No really, it's that simple. I can't tell you how many times per day I say that sentence out loud. I try to stay on top of the mess. Or to quote Homer Simpson, I "try to try." But like Sisyphus with his boulder, I "clean" my house repeatedly only to watch it descend into entropy again in under six hours. I put "clean" in quotes, because I'm really not a neat person. In fact, I have a pretty high tolerance for mess. But even my lengthy rope has an end. That end generally comes when the state of my kids' bedrooms rivals an archaeological dig; the sink is brimming with visible crusts of bread and other offal; two full loads of clean laundry await "folding," with another load each in the washer/dryer; and the bathroom looks like a Superfund site courtesy of Colgate.
It's at this point that I begin to silently ask myself a series of self-persecuting questions: Why do we have so much shit? Where did it all come from? Does its very existence make me a terrible person? How can we get rid of it? Can we burn it? Where can we burn it? Why are my children animals? Why do they never listen to me? Why can't I just clean the bathroom at night instead of watching Forensic Files and eating ice cream on the couch? Why can't I make my kids clean their rooms? Why won't they pick up their shit no matter how hard I try to make them? Why am I such a bad parent? Why do they not, as Eric Cartman would say, respect my authoritah?! What kind of citizens will they become? Was I like this as a child? Will they live in abject squalor their entire lives and contract tuberculosis as a result? Will they ever respect anything or anyone in the whole entire universe? Will they do hard time in a maximum-security federal prison...?
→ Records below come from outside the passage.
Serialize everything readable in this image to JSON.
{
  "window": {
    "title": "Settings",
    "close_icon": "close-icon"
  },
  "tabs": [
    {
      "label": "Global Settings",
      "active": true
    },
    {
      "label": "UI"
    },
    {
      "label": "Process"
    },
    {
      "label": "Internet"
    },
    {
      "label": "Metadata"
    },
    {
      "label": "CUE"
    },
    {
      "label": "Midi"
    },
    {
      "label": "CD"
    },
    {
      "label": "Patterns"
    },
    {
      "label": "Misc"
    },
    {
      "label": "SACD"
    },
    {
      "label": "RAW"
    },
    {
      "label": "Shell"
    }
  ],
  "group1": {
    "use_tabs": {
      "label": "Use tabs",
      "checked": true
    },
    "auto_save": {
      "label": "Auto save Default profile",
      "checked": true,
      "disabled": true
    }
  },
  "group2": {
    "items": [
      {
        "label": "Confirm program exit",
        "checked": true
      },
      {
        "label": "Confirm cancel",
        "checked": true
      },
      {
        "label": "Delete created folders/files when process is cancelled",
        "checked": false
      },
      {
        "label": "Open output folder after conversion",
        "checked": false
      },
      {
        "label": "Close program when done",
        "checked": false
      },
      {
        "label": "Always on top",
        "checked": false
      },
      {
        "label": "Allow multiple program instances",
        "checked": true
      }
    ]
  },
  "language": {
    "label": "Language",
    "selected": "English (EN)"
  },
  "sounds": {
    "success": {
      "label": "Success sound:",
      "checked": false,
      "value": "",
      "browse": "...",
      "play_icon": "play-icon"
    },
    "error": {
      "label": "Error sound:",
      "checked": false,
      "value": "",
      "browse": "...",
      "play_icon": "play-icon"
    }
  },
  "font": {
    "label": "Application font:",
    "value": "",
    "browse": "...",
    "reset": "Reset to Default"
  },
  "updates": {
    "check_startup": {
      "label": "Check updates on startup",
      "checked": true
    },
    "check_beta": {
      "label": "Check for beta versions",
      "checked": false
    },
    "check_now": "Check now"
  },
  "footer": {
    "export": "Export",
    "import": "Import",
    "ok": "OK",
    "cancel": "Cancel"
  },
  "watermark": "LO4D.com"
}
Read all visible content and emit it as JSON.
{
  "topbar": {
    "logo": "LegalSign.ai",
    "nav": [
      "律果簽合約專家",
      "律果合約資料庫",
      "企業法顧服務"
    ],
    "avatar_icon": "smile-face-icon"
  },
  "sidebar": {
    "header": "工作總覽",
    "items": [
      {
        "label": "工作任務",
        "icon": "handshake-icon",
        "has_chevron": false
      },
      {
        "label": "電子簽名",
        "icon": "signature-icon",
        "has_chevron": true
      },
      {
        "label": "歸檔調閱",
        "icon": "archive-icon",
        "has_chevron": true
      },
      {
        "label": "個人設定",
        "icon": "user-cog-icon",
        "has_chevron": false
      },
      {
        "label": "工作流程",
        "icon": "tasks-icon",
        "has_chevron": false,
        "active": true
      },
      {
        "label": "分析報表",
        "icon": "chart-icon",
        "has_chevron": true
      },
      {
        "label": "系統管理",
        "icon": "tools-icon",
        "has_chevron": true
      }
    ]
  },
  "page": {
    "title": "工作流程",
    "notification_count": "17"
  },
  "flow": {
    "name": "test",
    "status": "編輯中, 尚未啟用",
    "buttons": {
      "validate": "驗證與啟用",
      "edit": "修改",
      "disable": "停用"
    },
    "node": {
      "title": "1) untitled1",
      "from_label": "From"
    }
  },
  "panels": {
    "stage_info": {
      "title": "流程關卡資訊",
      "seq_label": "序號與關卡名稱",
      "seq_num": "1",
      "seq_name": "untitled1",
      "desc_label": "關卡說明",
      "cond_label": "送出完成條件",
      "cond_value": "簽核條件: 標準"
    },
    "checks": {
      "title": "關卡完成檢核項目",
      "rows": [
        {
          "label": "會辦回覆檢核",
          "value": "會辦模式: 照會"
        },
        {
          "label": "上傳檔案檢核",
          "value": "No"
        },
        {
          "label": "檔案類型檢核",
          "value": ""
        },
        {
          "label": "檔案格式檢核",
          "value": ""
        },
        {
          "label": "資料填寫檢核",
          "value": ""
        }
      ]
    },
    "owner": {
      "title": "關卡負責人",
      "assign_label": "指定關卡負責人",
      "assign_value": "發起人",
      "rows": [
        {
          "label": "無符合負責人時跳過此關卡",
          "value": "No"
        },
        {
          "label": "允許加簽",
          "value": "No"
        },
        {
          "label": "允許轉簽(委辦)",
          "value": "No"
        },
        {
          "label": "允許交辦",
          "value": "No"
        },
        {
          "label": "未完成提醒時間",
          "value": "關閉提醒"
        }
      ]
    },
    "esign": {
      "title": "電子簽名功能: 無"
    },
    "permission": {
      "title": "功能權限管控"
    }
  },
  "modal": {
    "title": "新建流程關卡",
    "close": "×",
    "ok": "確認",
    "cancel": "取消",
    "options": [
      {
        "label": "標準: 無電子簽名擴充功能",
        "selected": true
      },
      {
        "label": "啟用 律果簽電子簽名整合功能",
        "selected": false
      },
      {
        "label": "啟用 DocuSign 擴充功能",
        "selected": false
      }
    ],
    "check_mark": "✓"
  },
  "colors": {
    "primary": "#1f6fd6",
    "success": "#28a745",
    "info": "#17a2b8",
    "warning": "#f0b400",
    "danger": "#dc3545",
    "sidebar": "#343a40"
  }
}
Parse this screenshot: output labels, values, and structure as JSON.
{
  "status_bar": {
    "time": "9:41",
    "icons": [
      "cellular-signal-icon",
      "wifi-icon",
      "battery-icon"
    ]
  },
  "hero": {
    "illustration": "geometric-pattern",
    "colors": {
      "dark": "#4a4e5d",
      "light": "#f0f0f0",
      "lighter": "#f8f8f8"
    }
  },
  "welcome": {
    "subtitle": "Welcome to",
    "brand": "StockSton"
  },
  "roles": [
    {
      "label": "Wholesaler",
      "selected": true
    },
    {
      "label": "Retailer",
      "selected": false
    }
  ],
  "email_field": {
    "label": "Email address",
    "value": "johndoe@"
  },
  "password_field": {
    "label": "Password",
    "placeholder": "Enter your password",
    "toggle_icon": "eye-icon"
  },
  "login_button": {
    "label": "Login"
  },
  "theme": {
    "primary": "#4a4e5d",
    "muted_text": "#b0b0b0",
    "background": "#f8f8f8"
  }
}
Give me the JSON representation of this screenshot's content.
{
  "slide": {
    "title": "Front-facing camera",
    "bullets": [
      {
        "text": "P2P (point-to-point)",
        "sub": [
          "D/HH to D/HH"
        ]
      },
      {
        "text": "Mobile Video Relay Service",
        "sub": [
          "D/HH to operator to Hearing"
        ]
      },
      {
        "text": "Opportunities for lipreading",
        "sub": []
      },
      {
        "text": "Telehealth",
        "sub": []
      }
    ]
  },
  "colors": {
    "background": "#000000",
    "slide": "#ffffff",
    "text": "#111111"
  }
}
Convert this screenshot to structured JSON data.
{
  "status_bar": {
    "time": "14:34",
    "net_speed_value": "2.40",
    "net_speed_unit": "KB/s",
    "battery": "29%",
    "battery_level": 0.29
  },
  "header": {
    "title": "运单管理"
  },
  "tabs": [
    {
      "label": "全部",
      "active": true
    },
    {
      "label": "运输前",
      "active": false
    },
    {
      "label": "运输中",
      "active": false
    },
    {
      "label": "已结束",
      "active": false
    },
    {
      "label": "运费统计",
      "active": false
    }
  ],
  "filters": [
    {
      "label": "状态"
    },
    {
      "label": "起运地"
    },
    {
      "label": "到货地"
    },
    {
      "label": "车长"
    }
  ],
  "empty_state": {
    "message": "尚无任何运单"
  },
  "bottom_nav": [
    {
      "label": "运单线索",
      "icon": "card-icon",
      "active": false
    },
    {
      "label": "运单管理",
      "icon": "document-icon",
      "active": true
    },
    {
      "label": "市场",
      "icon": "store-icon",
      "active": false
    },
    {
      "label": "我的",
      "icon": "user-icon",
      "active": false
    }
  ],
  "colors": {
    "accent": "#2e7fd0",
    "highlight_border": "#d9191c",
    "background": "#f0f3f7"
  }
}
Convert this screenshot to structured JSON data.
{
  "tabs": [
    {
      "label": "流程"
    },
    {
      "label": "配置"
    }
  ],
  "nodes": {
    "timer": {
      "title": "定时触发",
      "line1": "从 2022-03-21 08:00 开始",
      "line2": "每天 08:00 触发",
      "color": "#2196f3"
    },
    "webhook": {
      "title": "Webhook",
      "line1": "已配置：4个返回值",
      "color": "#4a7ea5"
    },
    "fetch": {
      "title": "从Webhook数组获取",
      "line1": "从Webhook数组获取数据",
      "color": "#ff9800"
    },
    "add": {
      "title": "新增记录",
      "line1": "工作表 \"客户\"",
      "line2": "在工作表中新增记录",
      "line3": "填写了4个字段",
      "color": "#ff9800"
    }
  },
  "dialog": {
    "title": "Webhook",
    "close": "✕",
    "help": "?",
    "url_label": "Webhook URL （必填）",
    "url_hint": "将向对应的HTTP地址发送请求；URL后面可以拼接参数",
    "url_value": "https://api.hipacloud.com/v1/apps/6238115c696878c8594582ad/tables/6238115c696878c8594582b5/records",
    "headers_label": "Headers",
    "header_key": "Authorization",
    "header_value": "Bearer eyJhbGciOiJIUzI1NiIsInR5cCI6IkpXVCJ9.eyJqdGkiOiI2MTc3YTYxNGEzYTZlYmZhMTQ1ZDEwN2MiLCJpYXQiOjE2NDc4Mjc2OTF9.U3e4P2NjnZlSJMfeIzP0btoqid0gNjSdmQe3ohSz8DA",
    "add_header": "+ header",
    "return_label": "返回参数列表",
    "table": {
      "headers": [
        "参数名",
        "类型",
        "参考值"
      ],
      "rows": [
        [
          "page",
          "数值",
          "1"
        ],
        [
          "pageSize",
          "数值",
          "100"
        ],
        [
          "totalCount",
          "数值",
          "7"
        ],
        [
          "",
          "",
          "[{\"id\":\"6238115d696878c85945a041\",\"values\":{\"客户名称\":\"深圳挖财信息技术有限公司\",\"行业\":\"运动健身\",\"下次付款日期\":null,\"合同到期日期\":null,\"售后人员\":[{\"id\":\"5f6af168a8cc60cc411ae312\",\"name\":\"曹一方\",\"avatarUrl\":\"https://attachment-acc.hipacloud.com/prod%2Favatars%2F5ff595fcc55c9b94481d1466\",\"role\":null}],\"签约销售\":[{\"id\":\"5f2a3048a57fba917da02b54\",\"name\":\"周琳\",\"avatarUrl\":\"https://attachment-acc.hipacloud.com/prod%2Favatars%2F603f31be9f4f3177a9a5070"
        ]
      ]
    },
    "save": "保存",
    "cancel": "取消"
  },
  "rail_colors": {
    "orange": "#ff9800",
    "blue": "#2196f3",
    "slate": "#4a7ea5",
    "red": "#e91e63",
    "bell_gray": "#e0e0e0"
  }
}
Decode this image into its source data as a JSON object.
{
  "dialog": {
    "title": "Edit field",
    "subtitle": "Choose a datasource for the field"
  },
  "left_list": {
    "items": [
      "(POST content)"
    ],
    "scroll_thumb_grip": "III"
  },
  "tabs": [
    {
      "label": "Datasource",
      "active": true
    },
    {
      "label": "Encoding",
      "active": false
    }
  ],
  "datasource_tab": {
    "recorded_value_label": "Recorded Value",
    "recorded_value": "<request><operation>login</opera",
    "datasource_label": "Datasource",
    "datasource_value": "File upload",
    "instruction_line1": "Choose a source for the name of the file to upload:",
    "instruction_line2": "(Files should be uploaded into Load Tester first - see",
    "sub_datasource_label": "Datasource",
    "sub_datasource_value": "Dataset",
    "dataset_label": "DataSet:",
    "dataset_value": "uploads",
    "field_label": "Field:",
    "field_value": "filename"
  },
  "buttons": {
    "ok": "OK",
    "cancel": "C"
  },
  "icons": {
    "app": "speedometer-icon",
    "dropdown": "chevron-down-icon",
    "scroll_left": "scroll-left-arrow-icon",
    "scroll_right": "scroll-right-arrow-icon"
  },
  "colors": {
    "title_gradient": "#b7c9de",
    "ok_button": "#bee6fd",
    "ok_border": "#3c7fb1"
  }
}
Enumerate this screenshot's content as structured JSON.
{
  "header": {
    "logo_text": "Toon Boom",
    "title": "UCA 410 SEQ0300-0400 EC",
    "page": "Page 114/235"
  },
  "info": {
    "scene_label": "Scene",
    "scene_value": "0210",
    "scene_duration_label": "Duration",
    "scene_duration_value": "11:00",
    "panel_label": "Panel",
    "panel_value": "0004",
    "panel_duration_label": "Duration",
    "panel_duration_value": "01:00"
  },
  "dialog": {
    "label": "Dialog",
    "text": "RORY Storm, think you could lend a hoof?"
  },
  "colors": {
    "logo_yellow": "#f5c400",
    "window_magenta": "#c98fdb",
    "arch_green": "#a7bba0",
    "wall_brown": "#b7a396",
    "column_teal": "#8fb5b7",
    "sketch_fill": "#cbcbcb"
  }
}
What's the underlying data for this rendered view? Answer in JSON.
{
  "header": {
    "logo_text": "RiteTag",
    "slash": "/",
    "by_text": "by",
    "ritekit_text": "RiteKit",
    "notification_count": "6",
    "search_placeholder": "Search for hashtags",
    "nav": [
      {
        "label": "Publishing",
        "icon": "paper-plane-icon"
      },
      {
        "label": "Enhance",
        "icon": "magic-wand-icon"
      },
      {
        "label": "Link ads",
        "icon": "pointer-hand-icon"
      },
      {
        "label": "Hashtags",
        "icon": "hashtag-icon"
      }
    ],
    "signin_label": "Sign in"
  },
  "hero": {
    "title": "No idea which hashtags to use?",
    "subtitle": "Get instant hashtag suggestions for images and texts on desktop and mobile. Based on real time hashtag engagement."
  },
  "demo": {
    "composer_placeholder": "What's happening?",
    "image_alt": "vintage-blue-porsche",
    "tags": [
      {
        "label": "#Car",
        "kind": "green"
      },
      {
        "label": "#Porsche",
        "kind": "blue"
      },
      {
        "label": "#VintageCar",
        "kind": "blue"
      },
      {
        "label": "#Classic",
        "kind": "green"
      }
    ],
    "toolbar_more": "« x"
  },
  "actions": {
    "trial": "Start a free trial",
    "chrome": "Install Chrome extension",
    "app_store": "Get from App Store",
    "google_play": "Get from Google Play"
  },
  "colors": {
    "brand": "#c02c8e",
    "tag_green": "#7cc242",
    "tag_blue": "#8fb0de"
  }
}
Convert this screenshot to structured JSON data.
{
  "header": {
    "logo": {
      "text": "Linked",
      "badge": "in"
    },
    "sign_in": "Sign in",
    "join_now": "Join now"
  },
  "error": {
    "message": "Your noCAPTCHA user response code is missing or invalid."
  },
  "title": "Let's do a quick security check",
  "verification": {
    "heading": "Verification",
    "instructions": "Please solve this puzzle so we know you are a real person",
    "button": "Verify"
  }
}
Next, my mental pendulum swings back wildly from delusional self-persecution to sanctimonious self-justification: It's okay! I'm completely awesome! My kids are completely awesome! There are more important ways to spend our time! Let's pick some other battle--a real one! One that matters! Cleaning is for people with a zillion dollars and/or nothing better to do! We will get rid of all this stuff next spring! It's not your fault! A messy house is a sign of a happy family! Yay, Harvard at 16! And so on. I'll leave you with an "after photo" of that one time when Paige "tried to try" to clean her room, successfully exposing carpet for the first time in weeks. Damn, that shit brings a tear of pride to a mother's eye. And it's Homer Simpson for the win.